---------- RECORD EXCERPTS ----------
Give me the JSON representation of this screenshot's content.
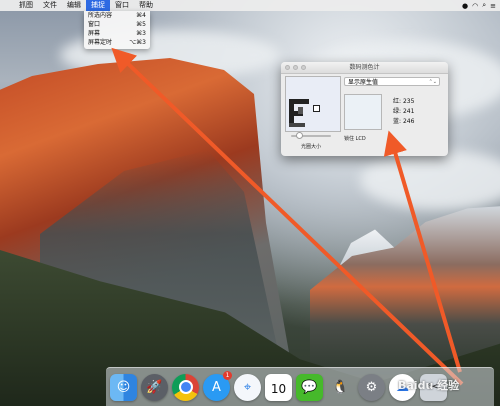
{
  "menubar": {
    "apple_icon": "apple-icon",
    "items": [
      {
        "label": "抓图"
      },
      {
        "label": "文件"
      },
      {
        "label": "编辑"
      },
      {
        "label": "捕捉"
      },
      {
        "label": "窗口"
      },
      {
        "label": "帮助"
      }
    ],
    "status_icons": [
      "wechat-icon",
      "wifi-icon",
      "search-icon",
      "list-icon"
    ]
  },
  "capture_menu": {
    "items": [
      {
        "label": "所选内容",
        "shortcut": "⌘4"
      },
      {
        "label": "窗口",
        "shortcut": "⌘5"
      },
      {
        "label": "屏幕",
        "shortcut": "⌘3"
      },
      {
        "label": "屏幕定时",
        "shortcut": "⌥⌘3"
      }
    ]
  },
  "color_meter": {
    "title": "数码测色计",
    "mode_select": "显示原生值",
    "aperture_label": "光圈大小",
    "lock_label": "锁住 LCD",
    "red_label": "红:",
    "red_value": "235",
    "green_label": "绿:",
    "green_value": "241",
    "blue_label": "蓝:",
    "blue_value": "246",
    "swatch_color": "#ebf1f6"
  },
  "dock": {
    "apps": [
      {
        "name": "finder-icon"
      },
      {
        "name": "launchpad-icon"
      },
      {
        "name": "chrome-icon"
      },
      {
        "name": "app-store-icon",
        "badge": "1"
      },
      {
        "name": "safari-icon"
      },
      {
        "name": "calendar-icon",
        "day": "10"
      },
      {
        "name": "wechat-icon"
      },
      {
        "name": "qq-icon"
      },
      {
        "name": "system-preferences-icon"
      },
      {
        "name": "baidu-netdisk-icon"
      },
      {
        "name": "screenshot-tool-icon"
      }
    ]
  },
  "watermark": "Baidu 经验",
  "colors": {
    "menu_highlight": "#2d6ae3",
    "arrow": "#f05a28"
  }
}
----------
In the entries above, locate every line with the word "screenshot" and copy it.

**WRITTEN ANSWER**
Give me the JSON representation of this screenshot's content.
        "name": "screenshot-tool-icon"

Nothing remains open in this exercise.